What is expected -> The data should be printed in full, character for character.

Component data from apps and pages
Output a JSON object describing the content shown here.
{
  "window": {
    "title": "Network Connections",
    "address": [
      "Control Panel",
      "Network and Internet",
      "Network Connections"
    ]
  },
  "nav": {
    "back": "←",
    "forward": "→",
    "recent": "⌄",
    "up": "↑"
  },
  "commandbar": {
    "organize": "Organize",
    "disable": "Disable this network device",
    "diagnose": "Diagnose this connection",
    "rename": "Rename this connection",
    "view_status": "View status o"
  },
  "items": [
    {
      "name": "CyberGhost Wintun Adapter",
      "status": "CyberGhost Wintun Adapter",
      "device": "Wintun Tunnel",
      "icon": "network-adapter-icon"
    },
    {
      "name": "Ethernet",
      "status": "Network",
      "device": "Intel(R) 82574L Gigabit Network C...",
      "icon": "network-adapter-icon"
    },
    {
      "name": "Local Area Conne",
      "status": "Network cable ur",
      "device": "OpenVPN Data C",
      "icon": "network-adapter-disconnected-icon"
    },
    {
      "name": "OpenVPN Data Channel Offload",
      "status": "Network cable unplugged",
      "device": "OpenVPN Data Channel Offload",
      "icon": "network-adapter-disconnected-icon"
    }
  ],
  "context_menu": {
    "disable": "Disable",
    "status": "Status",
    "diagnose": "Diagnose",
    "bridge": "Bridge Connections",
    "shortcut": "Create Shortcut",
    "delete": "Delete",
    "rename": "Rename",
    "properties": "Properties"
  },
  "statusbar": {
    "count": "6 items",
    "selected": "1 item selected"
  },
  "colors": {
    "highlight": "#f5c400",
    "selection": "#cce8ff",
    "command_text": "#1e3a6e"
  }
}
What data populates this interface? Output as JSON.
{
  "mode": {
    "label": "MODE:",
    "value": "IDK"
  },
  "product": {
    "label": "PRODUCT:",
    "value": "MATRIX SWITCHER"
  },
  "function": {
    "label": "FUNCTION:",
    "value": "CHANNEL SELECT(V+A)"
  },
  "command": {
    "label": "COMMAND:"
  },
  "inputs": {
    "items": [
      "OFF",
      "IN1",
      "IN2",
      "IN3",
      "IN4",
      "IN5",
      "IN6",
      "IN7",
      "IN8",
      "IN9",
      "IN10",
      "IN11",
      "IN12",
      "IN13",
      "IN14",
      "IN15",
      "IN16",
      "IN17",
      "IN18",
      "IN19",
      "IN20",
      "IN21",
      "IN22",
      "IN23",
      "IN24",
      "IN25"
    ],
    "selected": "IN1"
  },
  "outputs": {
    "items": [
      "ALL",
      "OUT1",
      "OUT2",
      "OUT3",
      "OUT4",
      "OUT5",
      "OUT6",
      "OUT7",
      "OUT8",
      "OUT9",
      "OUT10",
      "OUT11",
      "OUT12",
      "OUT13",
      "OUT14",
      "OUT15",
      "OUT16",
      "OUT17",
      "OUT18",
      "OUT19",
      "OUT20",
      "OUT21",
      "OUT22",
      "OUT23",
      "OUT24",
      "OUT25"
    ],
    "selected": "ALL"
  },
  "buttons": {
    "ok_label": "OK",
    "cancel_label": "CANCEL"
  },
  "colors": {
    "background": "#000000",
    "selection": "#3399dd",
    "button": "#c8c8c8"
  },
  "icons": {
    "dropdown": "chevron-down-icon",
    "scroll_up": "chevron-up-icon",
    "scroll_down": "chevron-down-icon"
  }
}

Task output ->
Output a JSON object describing the content shown here.
{
  "window": {
    "title": "Network Connections",
    "address": [
      "Control Panel",
      "Network and Internet",
      "Network Connections"
    ]
  },
  "nav": {
    "back": "←",
    "forward": "→",
    "recent": "⌄",
    "up": "↑"
  },
  "commandbar": {
    "organize": "Organize",
    "disable": "Disable this network device",
    "diagnose": "Diagnose this connection",
    "rename": "Rename this connection",
    "view_status": "View status o"
  },
  "items": [
    {
      "name": "CyberGhost Wintun Adapter",
      "status": "CyberGhost Wintun Adapter",
      "device": "Wintun Tunnel",
      "icon": "network-adapter-icon"
    },
    {
      "name": "Ethernet",
      "status": "Network",
      "device": "Intel(R) 82574L Gigabit Network C...",
      "icon": "network-adapter-icon"
    },
    {
      "name": "Local Area Conne",
      "status": "Network cable ur",
      "device": "OpenVPN Data C",
      "icon": "network-adapter-disconnected-icon"
    },
    {
      "name": "OpenVPN Data Channel Offload",
      "status": "Network cable unplugged",
      "device": "OpenVPN Data Channel Offload",
      "icon": "network-adapter-disconnected-icon"
    }
  ],
  "context_menu": {
    "disable": "Disable",
    "status": "Status",
    "diagnose": "Diagnose",
    "bridge": "Bridge Connections",
    "shortcut": "Create Shortcut",
    "delete": "Delete",
    "rename": "Rename",
    "properties": "Properties"
  },
  "statusbar": {
    "count": "6 items",
    "selected": "1 item selected"
  },
  "colors": {
    "highlight": "#f5c400",
    "selection": "#cce8ff",
    "command_text": "#1e3a6e"
  }
}
What data populates this interface? Output as JSON.
{
  "mode": {
    "label": "MODE:",
    "value": "IDK"
  },
  "product": {
    "label": "PRODUCT:",
    "value": "MATRIX SWITCHER"
  },
  "function": {
    "label": "FUNCTION:",
    "value": "CHANNEL SELECT(V+A)"
  },
  "command": {
    "label": "COMMAND:"
  },
  "inputs": {
    "items": [
      "OFF",
      "IN1",
      "IN2",
      "IN3",
      "IN4",
      "IN5",
      "IN6",
      "IN7",
      "IN8",
      "IN9",
      "IN10",
      "IN11",
      "IN12",
      "IN13",
      "IN14",
      "IN15",
      "IN16",
      "IN17",
      "IN18",
      "IN19",
      "IN20",
      "IN21",
      "IN22",
      "IN23",
      "IN24",
      "IN25"
    ],
    "selected": "IN1"
  },
  "outputs": {
    "items": [
      "ALL",
      "OUT1",
      "OUT2",
      "OUT3",
      "OUT4",
      "OUT5",
      "OUT6",
      "OUT7",
      "OUT8",
      "OUT9",
      "OUT10",
      "OUT11",
      "OUT12",
      "OUT13",
      "OUT14",
      "OUT15",
      "OUT16",
      "OUT17",
      "OUT18",
      "OUT19",
      "OUT20",
      "OUT21",
      "OUT22",
      "OUT23",
      "OUT24",
      "OUT25"
    ],
    "selected": "ALL"
  },
  "buttons": {
    "ok_label": "OK",
    "cancel_label": "CANCEL"
  },
  "colors": {
    "background": "#000000",
    "selection": "#3399dd",
    "button": "#c8c8c8"
  },
  "icons": {
    "dropdown": "chevron-down-icon",
    "scroll_up": "chevron-up-icon",
    "scroll_down": "chevron-down-icon"
  }
}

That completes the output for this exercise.